Â now we're writing people's utility overall as a utility of what the x is and

Â the theta minus pi of theta, right.

Â And this x can depend on theta, what we're going to do now is we're going to

Â make a look at situations where there's a further assumption made.

Â Where instead of having people's preferences depend on the full vector of

Â types in the society, it's going to depend only on their own type.

Â So we'll say that preferences have private values.

Â Or satisfy conditional utility and dependence.

Â If a particular person i's utility function, depends only on theta i.

Â 6:45

Okay, so the utility for this overall outcome

Â does not depend on anybody else's type, it only depends on my own type.

Â So that means once I know my own theta, I know everything about my preferences.

Â And what this rules out is things like investing in a stock

Â where I'm not quite sure what the value of that investment is.

Â I don't know how well it's going to pay off.

Â 7:06

And other people might have information that could be very valuable to me.

Â That's ruled out here.

Â Once I know my information,

Â I know everything I need to know about my preferences.

Â And nobody else's information enters into that preference calculation.

Â Okay. So if we're talking about a particular

Â candidate, I know whether I like this candidate or not.

Â Or if it's a public good, I know whether I want that public good go.

Â So what's nice about the private good setting

Â is now instead of just thinking about theta i's we can think of just people

Â telling us what their utility function looks like.

Â So we can think of the private information they have as just a valuation function,

Â vi of x, which is equivalent to this ui of x of theta i.

Â So the theta just becomes telling us what that function is, okay.

Â So the agents have a valuation function which is basically

Â the value that they have of any particular allocation x, okay?

Â And so then when we start thinking of direct mechanisms, we can think of

Â the space of the private information individuals have as these vi's.

Â So in particular everybody can tell us,

Â instead of a type, they tell us now their valuation function.

Â And the standard notation we'll use is that people will tell us some v hat i,

Â which might be a lie.

Â So dominant strategy mechanisms might not always exist.

Â It could be that people are going to tell us some alternative valuation function,

Â instead of the true valuation function.

Â So we can look at,

Â when is it that they're going to want to tell us their true valuation function.

Â So now we ask people, what, how do you value these different alternatives, and

Â under this private value or conditional independent, conditional utility

Â independence condition, they know their own preferences.

Â And they can tell us what that preference function is and

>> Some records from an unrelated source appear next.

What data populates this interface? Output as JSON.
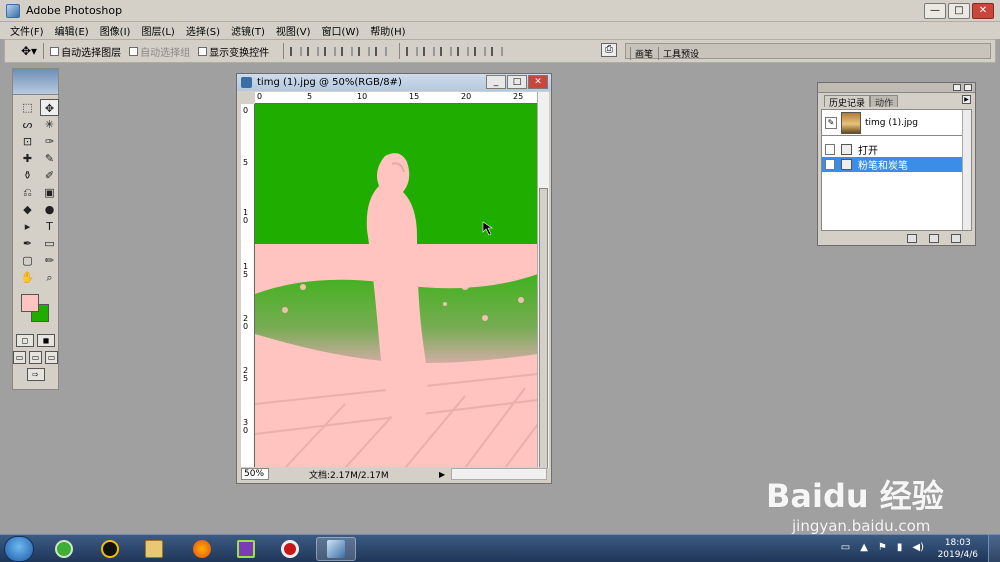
{
  "window": {
    "title": "Adobe Photoshop",
    "min_label": "—",
    "restore_label": "□",
    "close_label": "✕"
  },
  "menu": [
    "文件(F)",
    "编辑(E)",
    "图像(I)",
    "图层(L)",
    "选择(S)",
    "滤镜(T)",
    "视图(V)",
    "窗口(W)",
    "帮助(H)"
  ],
  "options": {
    "auto_select_layer": "自动选择图层",
    "auto_select_group": "自动选择组",
    "show_transform": "显示变换控件",
    "palette_tabs": [
      "画笔",
      "工具预设"
    ]
  },
  "toolbox": {
    "tools": [
      "⬚",
      "✥",
      "ᔕ",
      "✳",
      "⊡",
      "✑",
      "✚",
      "✎",
      "⚱",
      "✐",
      "⎌",
      "▣",
      "◆",
      "●",
      "▸",
      "T",
      "✒",
      "▭",
      "▢",
      "✏",
      "✋",
      "⌕"
    ],
    "colors": {
      "foreground": "#ffc4c0",
      "background": "#1fae00"
    }
  },
  "document": {
    "title": "timg (1).jpg @ 50%(RGB/8#)",
    "ruler_h": [
      "0",
      "5",
      "10",
      "15",
      "20",
      "25"
    ],
    "ruler_v": [
      "0",
      "5",
      "1",
      "0",
      "1",
      "5",
      "2",
      "0",
      "2",
      "5",
      "3",
      "0"
    ],
    "zoom": "50%",
    "status": "文档:2.17M/2.17M"
  },
  "history": {
    "tabs": [
      "历史记录",
      "动作"
    ],
    "snapshot_name": "timg (1).jpg",
    "states": [
      {
        "label": "打开",
        "selected": false
      },
      {
        "label": "粉笔和炭笔",
        "selected": true
      }
    ]
  },
  "watermark": {
    "brand": "Baidu 经验",
    "url": "jingyan.baidu.com"
  },
  "taskbar": {
    "time": "18:03",
    "date": "2019/4/6"
  }
}
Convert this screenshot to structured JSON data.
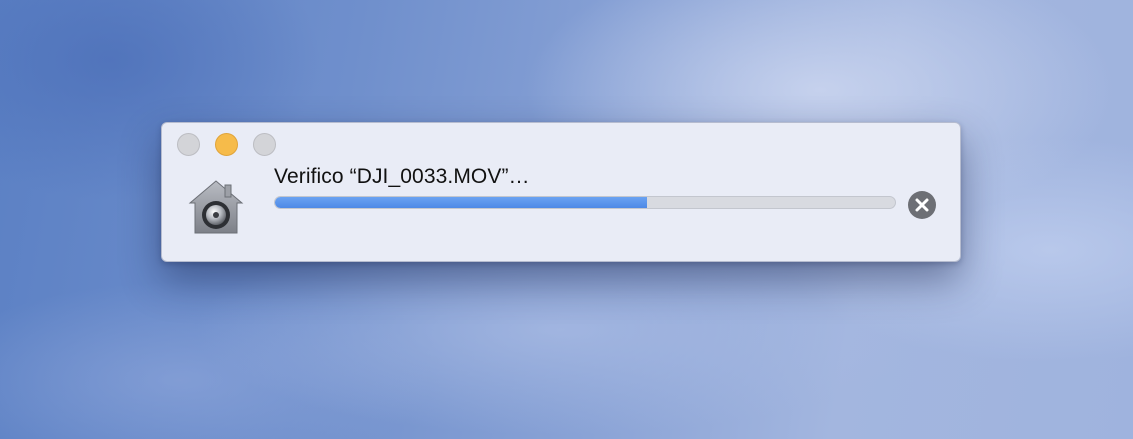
{
  "dialog": {
    "status_text": "Verifico “DJI_0033.MOV”…",
    "progress_fraction": 0.6
  },
  "icons": {
    "app": "gatekeeper-house-icon",
    "stop": "close-circle-icon"
  },
  "colors": {
    "progress_fill": "#4d89e6",
    "progress_track": "#d8dae0",
    "minimize_light": "#f6bb4a",
    "inactive_light": "#d3d4d8",
    "stop_button": "#6d6f75"
  }
}
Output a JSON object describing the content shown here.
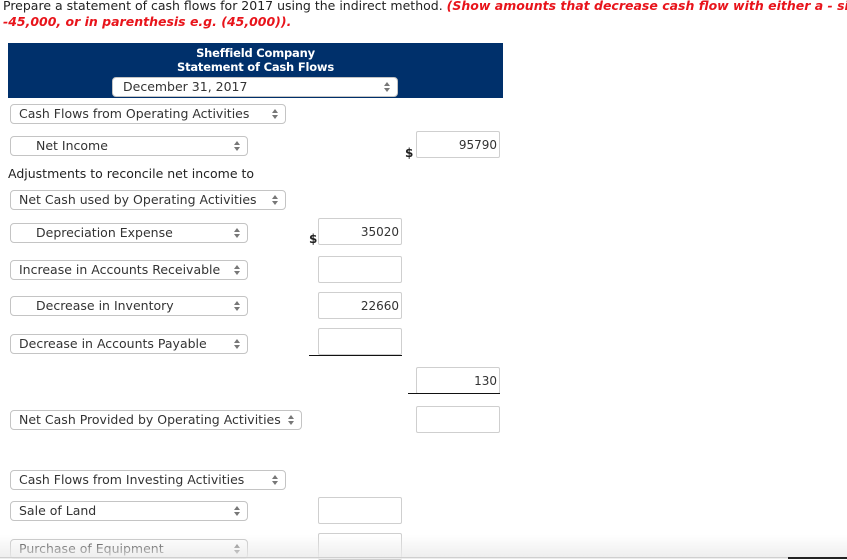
{
  "instructions": {
    "plain": "Prepare a statement of cash flows for 2017 using the indirect method. ",
    "emphasis_line1": "(Show amounts that decrease cash flow with either a - sign e",
    "emphasis_line2": "-45,000, or in parenthesis e.g. (45,000))."
  },
  "header": {
    "company": "Sheffield Company",
    "statement": "Statement of Cash Flows",
    "date_select": "December 31, 2017"
  },
  "rows": {
    "operating_heading": "Cash Flows from Operating Activities",
    "net_income_label": "Net Income",
    "net_income_value": "95790",
    "adjustments_text": "Adjustments to reconcile net income to",
    "net_cash_used_label": "Net Cash used by Operating Activities",
    "depreciation_label": "Depreciation Expense",
    "depreciation_value": "35020",
    "accounts_receivable_label": "Increase in Accounts Receivable",
    "accounts_receivable_value": "",
    "inventory_label": "Decrease in Inventory",
    "inventory_value": "22660",
    "accounts_payable_label": "Decrease in Accounts Payable",
    "accounts_payable_value": "",
    "adjustments_total_value": "130",
    "net_cash_provided_label": "Net Cash Provided by Operating Activities",
    "net_cash_provided_value": "",
    "investing_heading": "Cash Flows from Investing Activities",
    "sale_of_land_label": "Sale of Land",
    "sale_of_land_value": "",
    "purchase_equipment_label": "Purchase of Equipment",
    "purchase_equipment_value": ""
  },
  "currency_symbol": "$"
}
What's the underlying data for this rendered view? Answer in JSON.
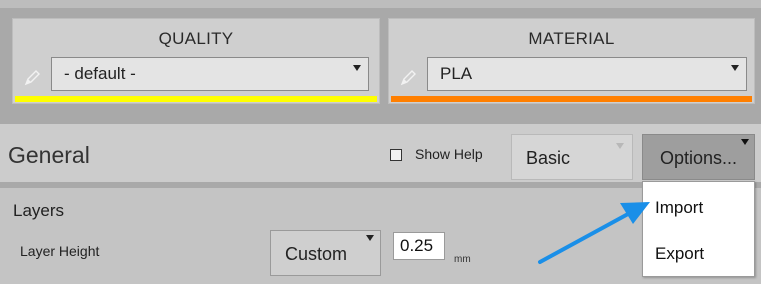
{
  "quality": {
    "title": "QUALITY",
    "selected": "- default -",
    "accent_color": "#ffff00"
  },
  "material": {
    "title": "MATERIAL",
    "selected": "PLA",
    "accent_color": "#ff7f00"
  },
  "general": {
    "title": "General",
    "show_help_label": "Show Help",
    "show_help_checked": false,
    "mode_selected": "Basic",
    "options_label": "Options..."
  },
  "layers": {
    "title": "Layers",
    "layer_height_label": "Layer Height",
    "layer_height_preset": "Custom",
    "layer_height_value": "0.25",
    "layer_height_unit": "mm"
  },
  "options_menu": {
    "items": [
      "Import",
      "Export"
    ]
  },
  "annotation": {
    "arrow_color": "#1a8fe8"
  },
  "icons": [
    "pencil-icon",
    "chevron-down-icon",
    "checkbox-icon"
  ]
}
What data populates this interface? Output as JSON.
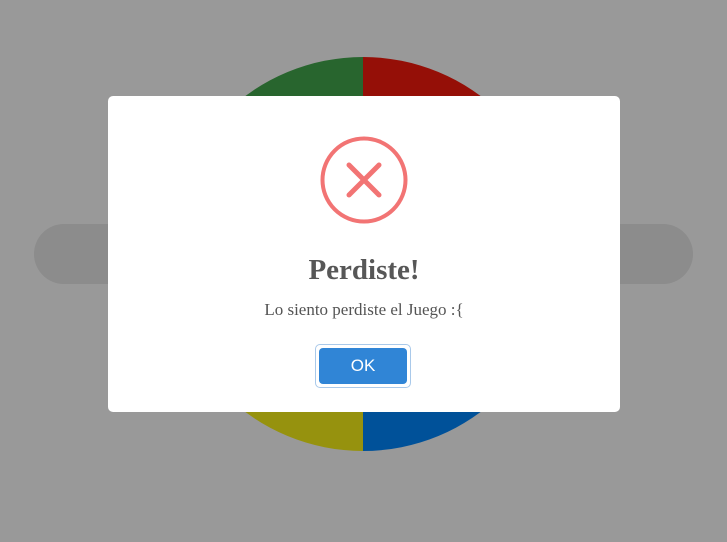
{
  "colors": {
    "quad_top_left": "#44a84e",
    "quad_top_right": "#f81a0c",
    "quad_bottom_left": "#fbf418",
    "quad_bottom_right": "#0088ff",
    "icon_red": "#f27474",
    "button_blue": "#3085d6"
  },
  "board": {
    "quadrants": [
      "green",
      "red",
      "yellow",
      "blue"
    ]
  },
  "dialog": {
    "icon": "error-x-icon",
    "title": "Perdiste!",
    "message": "Lo siento perdiste el Juego :{",
    "ok_label": "OK"
  }
}
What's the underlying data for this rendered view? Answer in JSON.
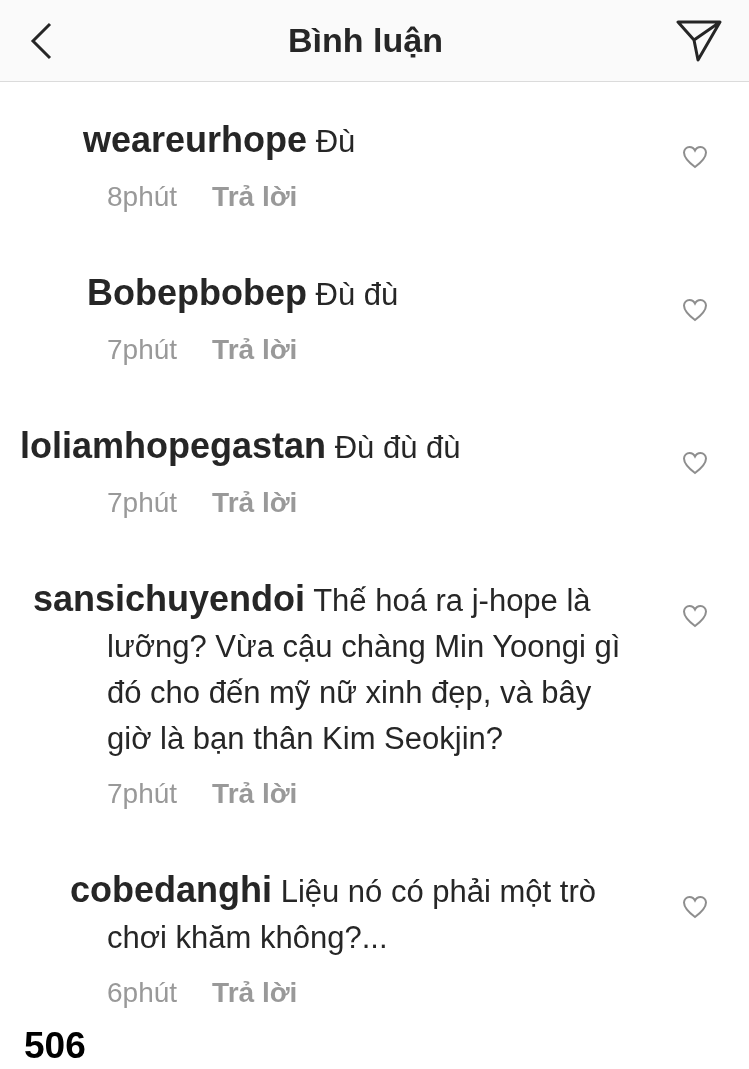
{
  "header": {
    "title": "Bình luận"
  },
  "comments": [
    {
      "username": "weareurhope",
      "text": "Đù",
      "time": "8phút",
      "reply": "Trả lời"
    },
    {
      "username": "Bobepbobep",
      "text": "Đù đù",
      "time": "7phút",
      "reply": "Trả lời"
    },
    {
      "username": "loliamhopegastan",
      "text": "Đù đù đù",
      "time": "7phút",
      "reply": "Trả lời"
    },
    {
      "username": "sansichuyendoi",
      "text": "Thế hoá ra j-hope là lưỡng? Vừa cậu chàng Min Yoongi gì đó cho đến mỹ nữ xinh đẹp, và bây giờ là bạn thân Kim Seokjin?",
      "time": "7phút",
      "reply": "Trả lời"
    },
    {
      "username": "cobedanghi",
      "text": "Liệu nó có phải một trò chơi khăm không?...",
      "time": "6phút",
      "reply": "Trả lời"
    }
  ],
  "page_number": "506"
}
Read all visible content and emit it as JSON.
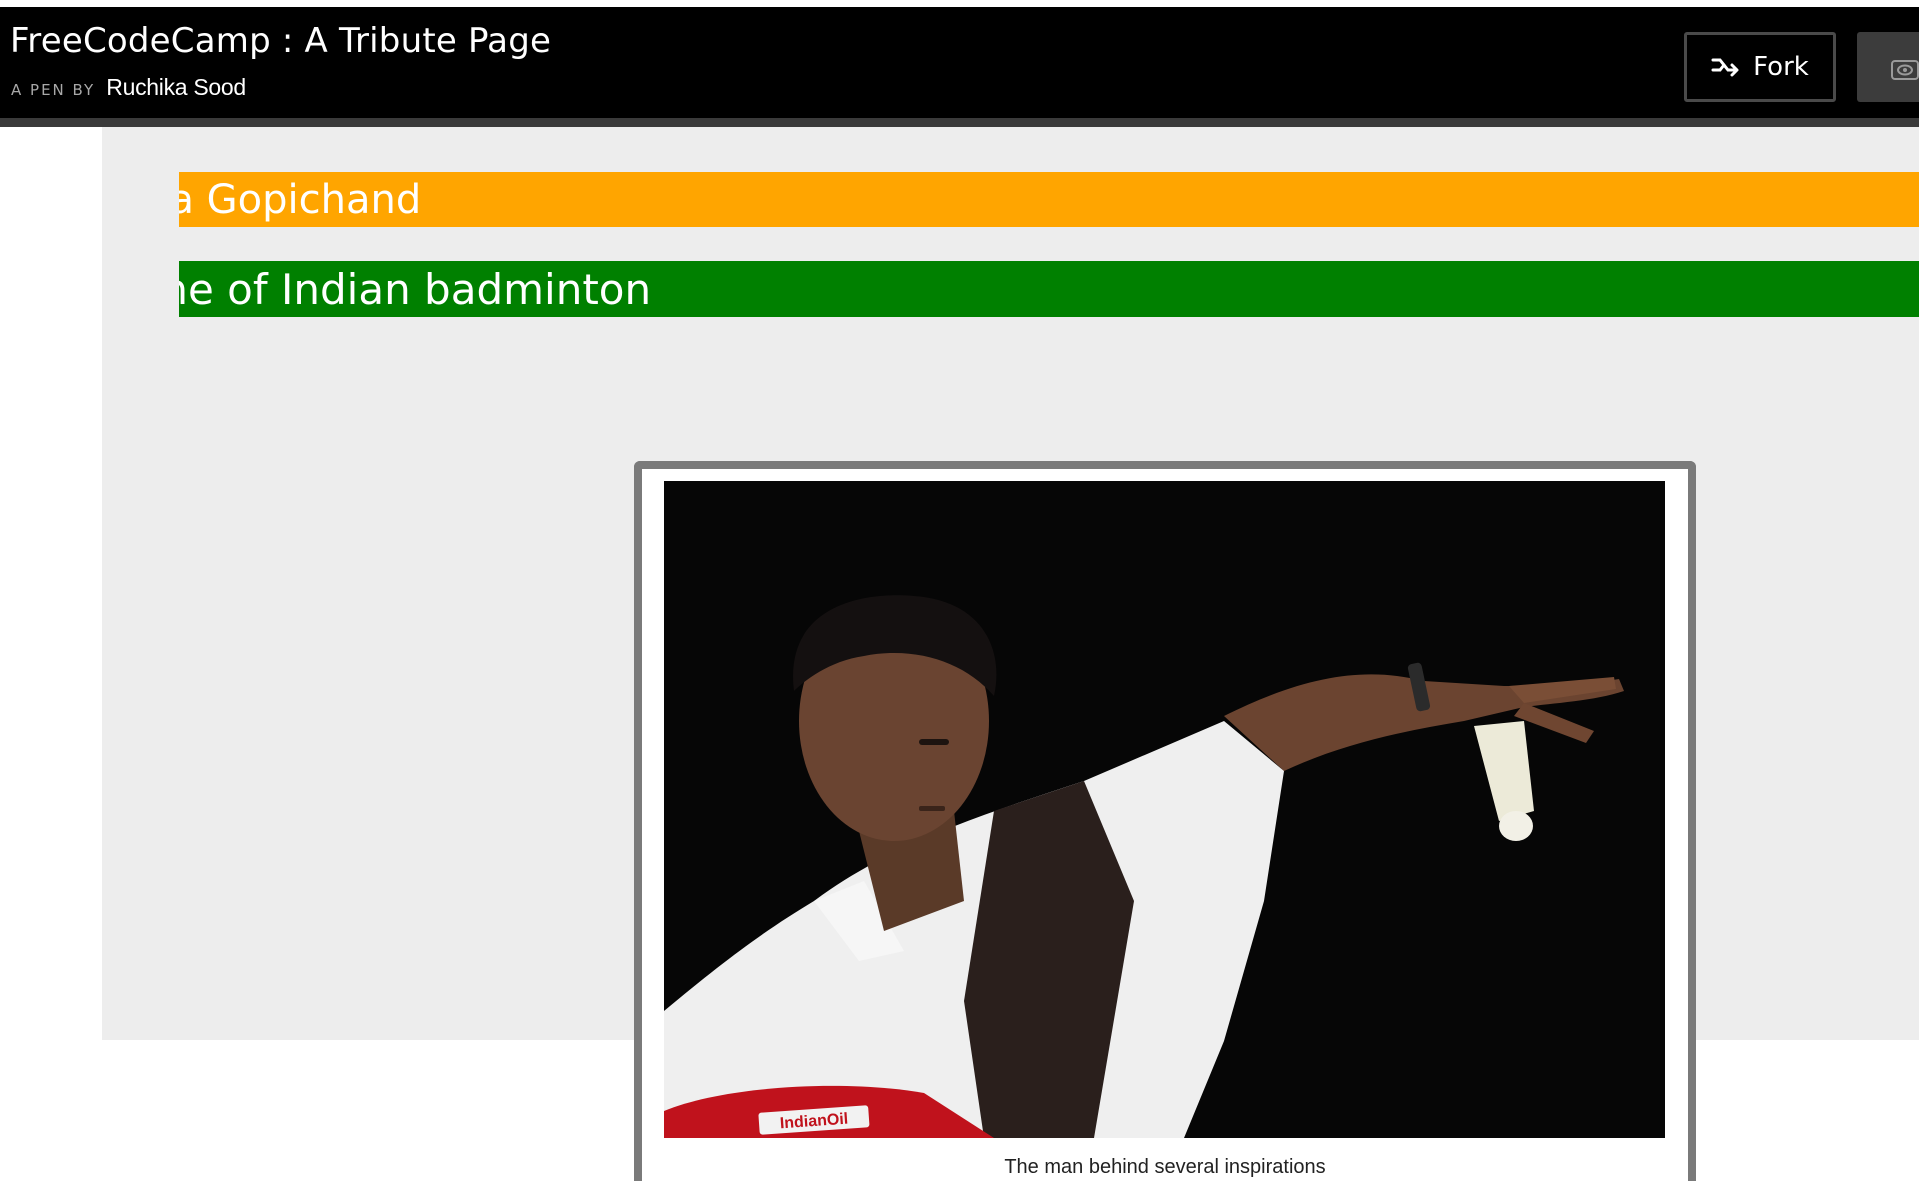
{
  "header": {
    "title": "FreeCodeCamp : A Tribute Page",
    "pen_by": "A PEN BY",
    "author": "Ruchika Sood",
    "fork_label": "Fork",
    "fork_icon": "fork-icon",
    "view_icon": "eye-icon"
  },
  "tribute": {
    "name": "Pullela Gopichand",
    "tagline": "Don Vito Corleone of Indian badminton",
    "image_caption": "The man behind several inspirations",
    "jersey_text": "IndianOil"
  },
  "colors": {
    "header_bg": "#000000",
    "content_bg": "#ededed",
    "name_banner": "#ffa500",
    "tagline_banner": "#008000",
    "frame_border": "#7a7a7a"
  }
}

Â then we can look at mechanism design, and ask it when it is that possible and

Â now this quasilinear world with these private values to

Â get people to truthfully tell us what their preferences look like.

Â